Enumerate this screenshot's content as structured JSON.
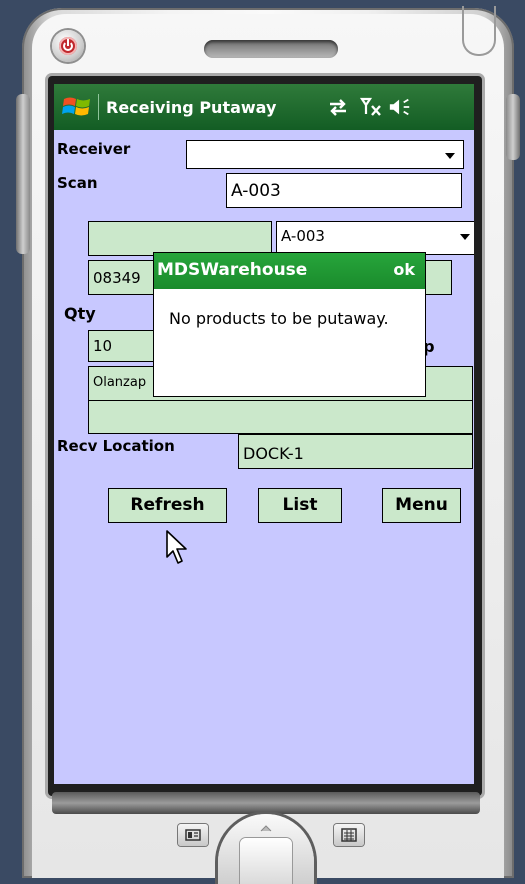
{
  "window": {
    "title": "Receiving Putaway"
  },
  "form": {
    "receiver_label": "Receiver",
    "receiver_value": "",
    "scan_label": "Scan",
    "scan_value": "A-003",
    "location_select_value": "A-003",
    "product_code_partial": "08349",
    "qty_label": "Qty",
    "qty_value": "10",
    "description_label_partial": "tip",
    "description_partial": "Olanzap",
    "recv_location_label": "Recv Location",
    "recv_location_value": "DOCK-1"
  },
  "buttons": {
    "refresh": "Refresh",
    "list": "List",
    "menu": "Menu"
  },
  "dialog": {
    "title": "MDSWarehouse",
    "ok_label": "ok",
    "message": "No products to be putaway."
  },
  "colors": {
    "screen_bg": "#c8c8ff",
    "titlebar": "#135d24",
    "field_green": "#cbe8cb",
    "dialog_title": "#1a8b2c"
  },
  "icons": {
    "start": "windows-flag-icon",
    "connectivity": "sync-arrows-icon",
    "signal": "no-signal-icon",
    "volume": "speaker-icon"
  }
}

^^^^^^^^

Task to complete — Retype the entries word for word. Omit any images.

The answer —
Enumerate this screenshot's content as structured JSON.
{
  "window": {
    "title": "Receiving Putaway"
  },
  "form": {
    "receiver_label": "Receiver",
    "receiver_value": "",
    "scan_label": "Scan",
    "scan_value": "A-003",
    "location_select_value": "A-003",
    "product_code_partial": "08349",
    "qty_label": "Qty",
    "qty_value": "10",
    "description_label_partial": "tip",
    "description_partial": "Olanzap",
    "recv_location_label": "Recv Location",
    "recv_location_value": "DOCK-1"
  },
  "buttons": {
    "refresh": "Refresh",
    "list": "List",
    "menu": "Menu"
  },
  "dialog": {
    "title": "MDSWarehouse",
    "ok_label": "ok",
    "message": "No products to be putaway."
  },
  "colors": {
    "screen_bg": "#c8c8ff",
    "titlebar": "#135d24",
    "field_green": "#cbe8cb",
    "dialog_title": "#1a8b2c"
  },
  "icons": {
    "start": "windows-flag-icon",
    "connectivity": "sync-arrows-icon",
    "signal": "no-signal-icon",
    "volume": "speaker-icon"
  }
}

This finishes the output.